A large plot on Center Street opposite Court Place was set aside for the construction of a new courthouse (the Third County Courthouse, now the Historic Richmond Town Visitors Center, built 1837, a designated New York City Landmark). Seaman also built several houses, known as "Seaman Cottages," and sold two corner lots to Austin Burke and Stephen D. Stephens, Sr., a cousin of Daniel Lake Stephens, who constructed
their own residences

. Due to the financial panic of 1837 Seaman was forced to sell his Richmondtown property, which eventually passed to Harmon Cropsey in 1854.4 During the 1840s, the village continued to expand, in part because of the construction of a new stone bridge over Fresh Kills Creek at the junction of Richmond Road and Arthur Kills Road.

The Washington Hotel was also built around 1840, on a site just north of the stone bridge, and around 1845 Isaac Marsh began construction of a carriage manufactory opposite the hotel. The Second County Clerk’s and Surrogate’s Office and a jail were constructed in 1848 and 1860, respectively. By the mid-nineteenth century, Richmondtown’s position as the political and social center of the island was secure. The Stephens-Prier House, the Parsonage (1855) and the Edwards-Barton House (1869) are the most significant residential survivors of this expansive and prosperous period of the village’s development.
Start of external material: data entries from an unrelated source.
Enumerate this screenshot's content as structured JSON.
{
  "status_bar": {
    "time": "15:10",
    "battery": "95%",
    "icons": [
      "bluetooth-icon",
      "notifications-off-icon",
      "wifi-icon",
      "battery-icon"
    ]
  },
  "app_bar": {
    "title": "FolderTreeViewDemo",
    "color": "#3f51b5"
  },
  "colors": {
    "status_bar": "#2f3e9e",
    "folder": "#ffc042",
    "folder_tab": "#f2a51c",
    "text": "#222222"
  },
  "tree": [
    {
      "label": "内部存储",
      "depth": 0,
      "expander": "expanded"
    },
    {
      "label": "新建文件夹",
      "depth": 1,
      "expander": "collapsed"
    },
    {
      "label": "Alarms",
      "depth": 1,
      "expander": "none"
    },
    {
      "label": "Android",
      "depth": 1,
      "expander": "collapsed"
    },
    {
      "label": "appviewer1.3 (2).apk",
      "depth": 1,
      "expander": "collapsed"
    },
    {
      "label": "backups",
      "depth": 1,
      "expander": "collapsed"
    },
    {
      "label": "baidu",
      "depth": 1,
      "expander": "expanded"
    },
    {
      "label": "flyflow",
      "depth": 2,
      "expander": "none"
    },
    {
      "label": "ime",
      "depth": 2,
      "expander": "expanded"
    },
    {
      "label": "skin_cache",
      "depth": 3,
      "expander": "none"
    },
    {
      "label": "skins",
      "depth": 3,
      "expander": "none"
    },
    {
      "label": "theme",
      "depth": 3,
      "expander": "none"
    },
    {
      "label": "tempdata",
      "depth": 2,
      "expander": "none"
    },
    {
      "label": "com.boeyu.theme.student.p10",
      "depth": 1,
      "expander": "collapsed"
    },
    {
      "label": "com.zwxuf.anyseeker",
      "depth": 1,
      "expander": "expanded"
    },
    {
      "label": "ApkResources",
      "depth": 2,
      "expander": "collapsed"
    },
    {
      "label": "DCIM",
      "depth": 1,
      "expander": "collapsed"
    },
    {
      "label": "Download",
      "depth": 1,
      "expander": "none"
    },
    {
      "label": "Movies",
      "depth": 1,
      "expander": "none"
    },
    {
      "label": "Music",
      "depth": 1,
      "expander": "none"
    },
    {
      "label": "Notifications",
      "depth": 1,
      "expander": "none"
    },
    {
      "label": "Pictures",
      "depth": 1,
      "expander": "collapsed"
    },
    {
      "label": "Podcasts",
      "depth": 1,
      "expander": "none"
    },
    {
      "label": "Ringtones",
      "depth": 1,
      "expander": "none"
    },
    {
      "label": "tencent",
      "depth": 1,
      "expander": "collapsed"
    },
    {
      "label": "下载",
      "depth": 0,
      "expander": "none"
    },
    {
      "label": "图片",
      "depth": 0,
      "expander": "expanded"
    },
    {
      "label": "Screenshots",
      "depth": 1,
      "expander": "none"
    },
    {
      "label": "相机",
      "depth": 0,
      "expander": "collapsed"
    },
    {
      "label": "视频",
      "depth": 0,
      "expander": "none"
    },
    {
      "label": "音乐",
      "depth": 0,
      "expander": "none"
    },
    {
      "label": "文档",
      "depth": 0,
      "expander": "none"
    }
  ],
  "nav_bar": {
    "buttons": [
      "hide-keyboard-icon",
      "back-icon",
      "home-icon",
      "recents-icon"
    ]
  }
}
The Stephens Family and the Early History of the Steph

door sidelight blinds